That’s exactly where the schizophrenia of the Yona Friedman® brand works its magic. Precisely there and on two levels: a preliminary scientific exposition that anchors a constructive reality in the achievable, the plausible, the prehensible, followed by a narrative of its “colonialization” in the form of a political fiction about participative and collective habitability… without that human energy, that animal vitalism,9 ever being worked out in any other field other than the ideological (I dare not use the word theory, so much does that word remain a mystery or even a hoax).
Here we can see the following consequences:
1) The control of the structures and combinations of polyhedrons, tetrahedrons, and polytope extensions (trihedral, 1955) underlying the geometry to be colonized is stated based on a “structuralist” mode of exchange in which each element (structure/colonization) is definable only by its relations of equivalence or opposition with the Other and the others. This ensemble of relationships is what makes up the “metabolic structure.”
The relationship between the mathematical enunciation and the anarchy of the modes of colonization generates a system of opposition that involves neither development nor correlation, nor organization in the sense of a co-functioning. It is not a symbiotic symbolic protocol, and there is no mutual affinity between the elements. The hierarchized chronologies of systemic-systematic permutations are not produced by the principles of contagion and epidemics10 that would phagocytize and dissolve the previously established geometries. The contact and development of the disordered entanglements of the human, all too filthily human multitude does not metabolize scientific causality. Plato’s “solid geometry” retains its imprint and its snot, indifferent to those they are supposed to invite.
In contrast, Constant’s hypotheses developed for his New Babylon project starting in 1953 sought to face up to the ugliness of human incompletion, human indeterminism, and privilege the aesthetic incoherences born of the multitude, the cannibalistic generation and degeneration of Rimbaud’s Paris Commune, like swarming music that rustles, buzzes, and teems.
2) The current abuse of the Friedman brand is based on this schizoid operatory mode, the ambivalence of the binary Science + Fiction (not to be confused with science fiction), like the production of antinomian and autonomous forms of knowledge. To be awarded the Yona Friedman® label, all that’s needed is a few repetitive geometries (computation) and a link referencing its guru-genitor. Thus one becomes a member of the now hyped and has-been sect called radical architecture.

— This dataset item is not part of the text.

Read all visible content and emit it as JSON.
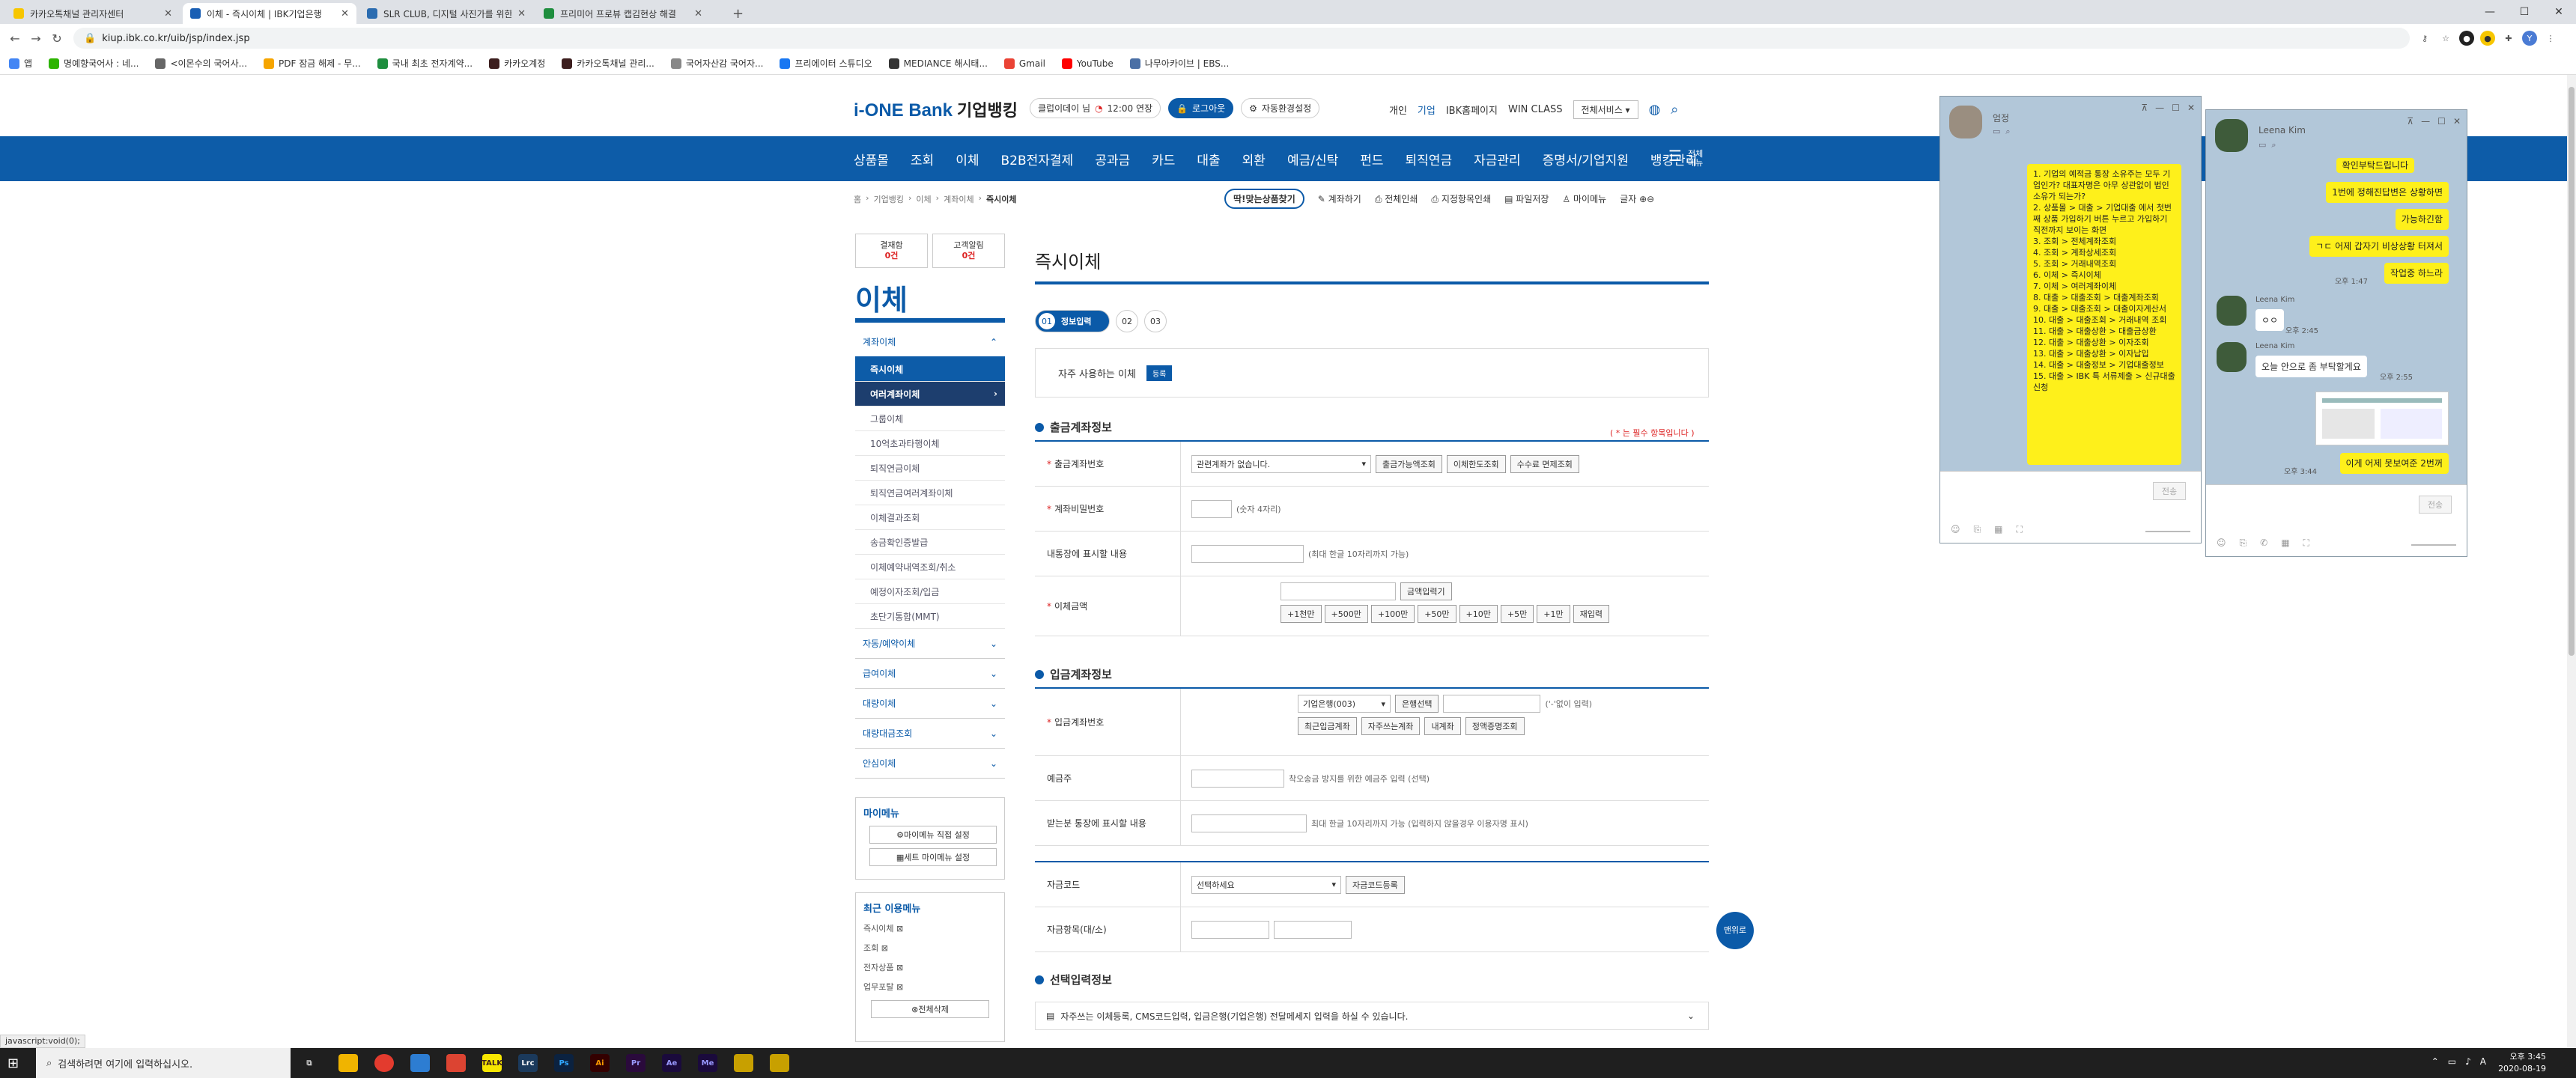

But what about the human dimension, the “cursed part”11 so ardently desired by the brand but never really sought after, so present in the prologues but so absent in the procedures and generative aesthetics? Are human relationships so tricky to take into account that they have to be ideologized, idealized, carefully eschewing and excluding their excessive nature, the combinations of misunderstanding, conflict, and resignation that produce meaning and thought at the price of the defection of the latter? As Lacan said, “I think where I am not, therefore I am where I think not.” Is it possible to reactivate these ambiguous substances that lie at the origin of the relational modes, so that the science is not just an operational pretext but an object to be marginalized, cannibalized, and broken down so as to metabolize its positivist principles and political arrogance?
We did interview (1993) and lecture with Yona (2009). Deep respect to his work and peace to his soul.